MATERIAL SUPPLIED Block Start

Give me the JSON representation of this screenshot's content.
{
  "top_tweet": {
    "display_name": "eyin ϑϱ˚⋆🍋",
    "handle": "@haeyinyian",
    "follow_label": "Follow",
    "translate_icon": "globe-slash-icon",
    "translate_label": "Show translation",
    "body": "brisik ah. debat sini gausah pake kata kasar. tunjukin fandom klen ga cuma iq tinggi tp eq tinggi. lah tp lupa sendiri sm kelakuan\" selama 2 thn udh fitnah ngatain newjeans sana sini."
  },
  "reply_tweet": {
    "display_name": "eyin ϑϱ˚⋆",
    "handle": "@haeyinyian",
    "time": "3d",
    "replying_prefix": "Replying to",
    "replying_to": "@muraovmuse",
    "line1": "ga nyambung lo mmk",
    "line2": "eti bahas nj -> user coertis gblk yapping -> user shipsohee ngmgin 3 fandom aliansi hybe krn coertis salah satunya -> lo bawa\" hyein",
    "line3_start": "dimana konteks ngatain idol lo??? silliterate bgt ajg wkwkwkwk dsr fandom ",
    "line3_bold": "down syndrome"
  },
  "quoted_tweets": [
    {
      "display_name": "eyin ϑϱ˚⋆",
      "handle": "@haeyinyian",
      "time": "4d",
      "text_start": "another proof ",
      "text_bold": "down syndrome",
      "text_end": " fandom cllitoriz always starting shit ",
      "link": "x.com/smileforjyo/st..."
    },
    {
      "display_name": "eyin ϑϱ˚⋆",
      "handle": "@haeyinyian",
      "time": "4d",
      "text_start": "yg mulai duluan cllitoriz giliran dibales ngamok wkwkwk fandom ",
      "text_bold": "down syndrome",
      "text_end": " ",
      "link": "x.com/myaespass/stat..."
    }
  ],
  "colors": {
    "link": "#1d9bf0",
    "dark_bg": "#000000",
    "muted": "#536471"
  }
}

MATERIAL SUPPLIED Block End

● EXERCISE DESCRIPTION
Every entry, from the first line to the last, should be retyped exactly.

● EXERCISE OUTPUT
Give me the JSON representation of this screenshot's content.
{
  "top_tweet": {
    "display_name": "eyin ϑϱ˚⋆🍋",
    "handle": "@haeyinyian",
    "follow_label": "Follow",
    "translate_icon": "globe-slash-icon",
    "translate_label": "Show translation",
    "body": "brisik ah. debat sini gausah pake kata kasar. tunjukin fandom klen ga cuma iq tinggi tp eq tinggi. lah tp lupa sendiri sm kelakuan\" selama 2 thn udh fitnah ngatain newjeans sana sini."
  },
  "reply_tweet": {
    "display_name": "eyin ϑϱ˚⋆",
    "handle": "@haeyinyian",
    "time": "3d",
    "replying_prefix": "Replying to",
    "replying_to": "@muraovmuse",
    "line1": "ga nyambung lo mmk",
    "line2": "eti bahas nj -> user coertis gblk yapping -> user shipsohee ngmgin 3 fandom aliansi hybe krn coertis salah satunya -> lo bawa\" hyein",
    "line3_start": "dimana konteks ngatain idol lo??? silliterate bgt ajg wkwkwkwk dsr fandom ",
    "line3_bold": "down syndrome"
  },
  "quoted_tweets": [
    {
      "display_name": "eyin ϑϱ˚⋆",
      "handle": "@haeyinyian",
      "time": "4d",
      "text_start": "another proof ",
      "text_bold": "down syndrome",
      "text_end": " fandom cllitoriz always starting shit ",
      "link": "x.com/smileforjyo/st..."
    },
    {
      "display_name": "eyin ϑϱ˚⋆",
      "handle": "@haeyinyian",
      "time": "4d",
      "text_start": "yg mulai duluan cllitoriz giliran dibales ngamok wkwkwk fandom ",
      "text_bold": "down syndrome",
      "text_end": " ",
      "link": "x.com/myaespass/stat..."
    }
  ],
  "colors": {
    "link": "#1d9bf0",
    "dark_bg": "#000000",
    "muted": "#536471"
  }
}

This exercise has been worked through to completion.